And your mouth so fresh and red?
And your breasts…? How are they?
Oh, do you recall how you would come into my room late at night,
calling to me like a mother, telling me off like a child?
“When she fled, in a flight of deranged wimples,
from the impetuous will of my desire
she would seek shelter in a corner, like a cat …
but her nails were sweeter than my kisses.
Juan Ramón Jiménez
The verses would be no more than the erotic, if masterful, outpourings of a prodigious poet and Nobel laureate were it not for the fact that they appear to talk of his amatory adventures with a series of nuns. But now that a Spanish publishing company has decided it is time to publish the erotic musings of Juan Ramón Jiménez, an outraged order of nuns has asked for his poems to be silenced.
Jiménez, who won the Nobel prize for literature in 1956, two years before he died, is believed to have become involved with at least three nuns from the Sisters of the Holy Rosary congregation. The three worked at a nursing home run by the order in Madrid, where the young poet spent two years at the beginning of the last century. He later described the period between 1901 and 1903 when, on doctor’s orders, he was cared for by the nuns, as the “happiest of my life”.
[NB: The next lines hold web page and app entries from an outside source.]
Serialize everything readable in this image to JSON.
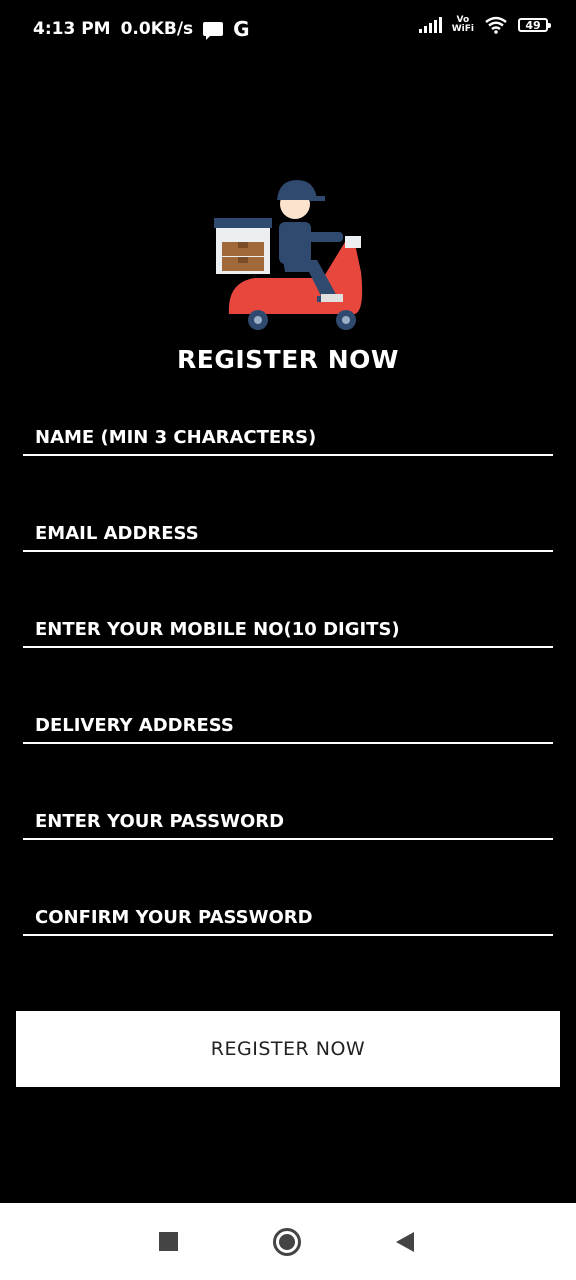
{
  "status_bar": {
    "time": "4:13 PM",
    "speed": "0.0KB/s",
    "g_label": "G",
    "volte_top": "Vo",
    "volte_bottom": "WiFi",
    "battery": "49"
  },
  "logo": {
    "icon": "delivery-scooter-icon"
  },
  "title": "REGISTER NOW",
  "form": {
    "name_placeholder": "NAME (MIN 3 CHARACTERS)",
    "email_placeholder": "EMAIL ADDRESS",
    "mobile_placeholder": "ENTER YOUR MOBILE NO(10 DIGITS)",
    "address_placeholder": "DELIVERY ADDRESS",
    "password_placeholder": "ENTER YOUR PASSWORD",
    "confirm_password_placeholder": "CONFIRM YOUR PASSWORD",
    "submit_label": "REGISTER NOW"
  },
  "colors": {
    "background": "#000000",
    "button": "#FFFFFF",
    "scooter": "#E8473E",
    "rider": "#2F4A6E"
  }
}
Now a series of poems that he declined to publish during his own lifetime, in order not to shock his future wife, will help to explain why he was so happy. “These poems will be surprising for many people because they are lewd and erotic,” said the editor, José Antonio Expósito. “This is not the normal Juan Ramón.”
Read the full article My Sex in the Convent
A Swedish heavy metal fan, Roger Tullgren, 42, has had his musical preferences officially classified as a disability. The results of a psychological analysis enable the metal lover to supplement his income with state benefits.
Because heavy metal dominates so many aspects of his life, the Employment Service has agreed to pay part of Tullgren’s salary. His new boss meanwhile has given him a special dispensation to play loud music at work.